● Required action: What is needed is the full listing written out exactly, minus the pictures.

● Stored data:
[Start of Attachment]

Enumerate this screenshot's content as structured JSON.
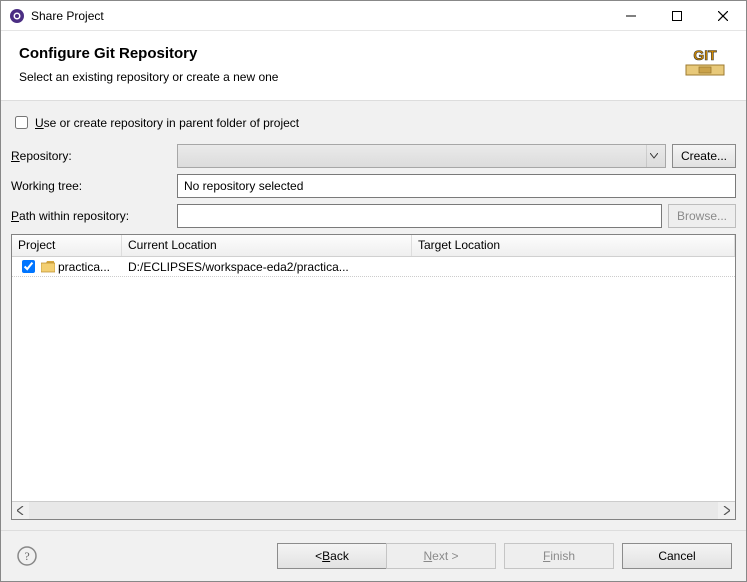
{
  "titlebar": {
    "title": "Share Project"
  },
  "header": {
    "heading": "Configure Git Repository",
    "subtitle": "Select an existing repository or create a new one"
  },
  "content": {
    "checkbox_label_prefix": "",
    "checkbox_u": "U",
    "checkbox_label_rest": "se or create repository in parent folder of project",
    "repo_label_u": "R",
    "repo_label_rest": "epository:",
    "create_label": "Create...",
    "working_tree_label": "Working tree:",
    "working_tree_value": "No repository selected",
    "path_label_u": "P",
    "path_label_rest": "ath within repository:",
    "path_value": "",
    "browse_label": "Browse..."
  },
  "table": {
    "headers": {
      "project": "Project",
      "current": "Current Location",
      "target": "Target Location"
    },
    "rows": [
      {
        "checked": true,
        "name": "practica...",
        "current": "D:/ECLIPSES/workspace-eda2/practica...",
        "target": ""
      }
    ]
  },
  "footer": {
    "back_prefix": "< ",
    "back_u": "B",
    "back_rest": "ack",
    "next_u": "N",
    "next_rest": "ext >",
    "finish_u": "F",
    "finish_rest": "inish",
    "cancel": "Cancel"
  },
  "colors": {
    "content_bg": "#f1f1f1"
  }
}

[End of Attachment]

● Exercise solution:
Enumerate this screenshot's content as structured JSON.
{
  "titlebar": {
    "title": "Share Project"
  },
  "header": {
    "heading": "Configure Git Repository",
    "subtitle": "Select an existing repository or create a new one"
  },
  "content": {
    "checkbox_label_prefix": "",
    "checkbox_u": "U",
    "checkbox_label_rest": "se or create repository in parent folder of project",
    "repo_label_u": "R",
    "repo_label_rest": "epository:",
    "create_label": "Create...",
    "working_tree_label": "Working tree:",
    "working_tree_value": "No repository selected",
    "path_label_u": "P",
    "path_label_rest": "ath within repository:",
    "path_value": "",
    "browse_label": "Browse..."
  },
  "table": {
    "headers": {
      "project": "Project",
      "current": "Current Location",
      "target": "Target Location"
    },
    "rows": [
      {
        "checked": true,
        "name": "practica...",
        "current": "D:/ECLIPSES/workspace-eda2/practica...",
        "target": ""
      }
    ]
  },
  "footer": {
    "back_prefix": "< ",
    "back_u": "B",
    "back_rest": "ack",
    "next_u": "N",
    "next_rest": "ext >",
    "finish_u": "F",
    "finish_rest": "inish",
    "cancel": "Cancel"
  },
  "colors": {
    "content_bg": "#f1f1f1"
  }
}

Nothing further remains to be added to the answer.